Aug 27, 2014, 11:27 AM | Article By: Njie Baldeh

The Drug Control (Amendment) Act, 2014 which amends the Drug Control Act, 2003 has been passed by the National Assembly meeting in Banjul.

The minister of the Interior, Ousman Sonko, in presenting the bill told deputies that it “seeks to amend the Drug Control Act by disaggregating the punishment provided for first-time offenders.”

Thus several amendments were made to the 2003 Act, and new lesser penalties introduced for possession of cannabis by first-time offenders.

Consequently, henceforth a person found possessing cannabis, as a first-time offender, is liable on conviction, where the quantity is between 0.1 gram and 150 grams, to a fine of not less than D50,000 and not exceeding D100,000 or imprisonment for a term of not less than six months, but not exceeding one year or both fine and imprisonment.

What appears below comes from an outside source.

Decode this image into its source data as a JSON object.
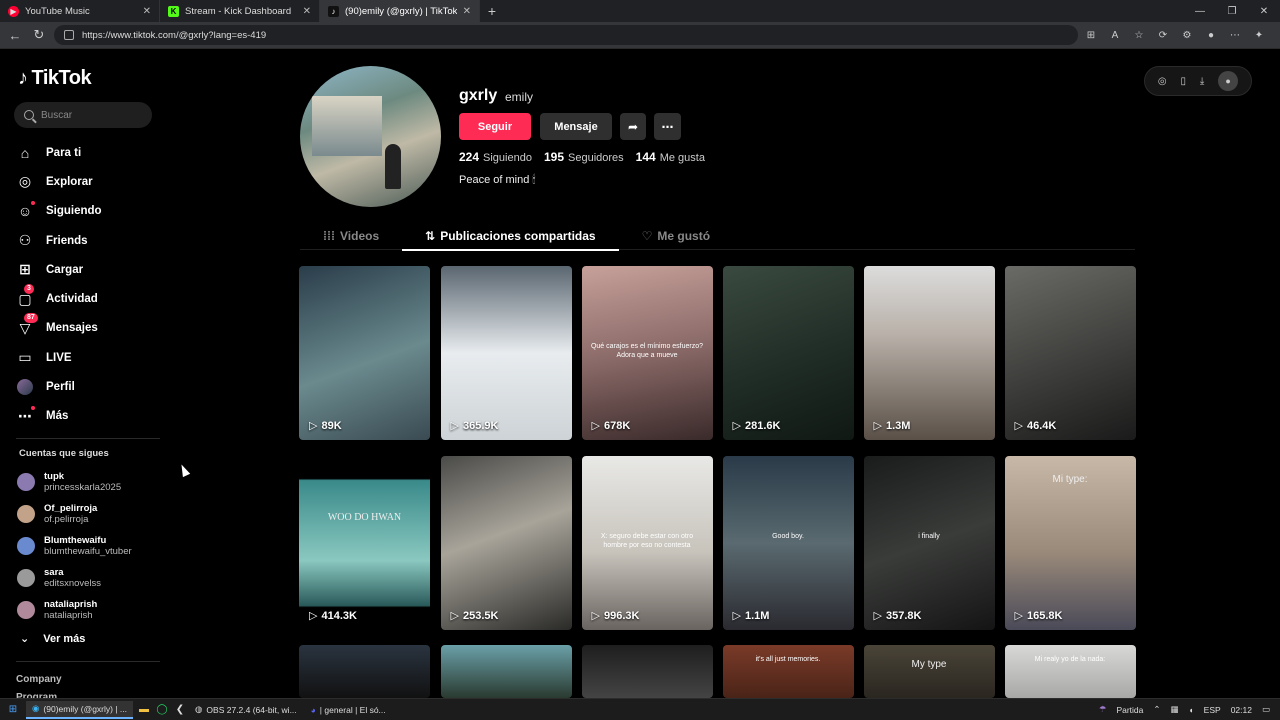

If the quantity is between 151 grams to 500 grams, the fine is not less than D100,000 and not more than D150,000 or imprisonment for not less than one year and not more than two years, or both the fine and imprisonment.

Where 501 grams and above are found to be in possession, the fine is not less than D150,000 anmd not more than D250,000 or imprisonment for no less than two years and not exceeding three years or to both the fine and imprisonment. 

Minister Sonko in explaining the changes to the law told the National Assembly that the arrest and conviction of young people is a matter of grave concern to the authorities, and that between 2010 and 2013 as many as 1538 persons were arrested.

He said there is a need to amend the Act to reduce the penalties for certain drugs offences, such as possession of cannabis, for first-time offenders.

The police minister said fines imposed on Gambian youths may be too onerous, and it is necessary to revisit the Act, to avoid jailing many more young people.

He said lighter sentencing for drugs offences would also help decongest the country’s prisons, and reduce public spending in this area.

The amended law also provided for changing the name of the National Drug Enforcement Agency, NDEA, to the Drug Law Enforcement Agency-The Gambia, DLEAG.

The presenter said the new name shows it is a “law enforcement” institution, adding that the new nomenclature is consistent with what such agencies are called in the sub region.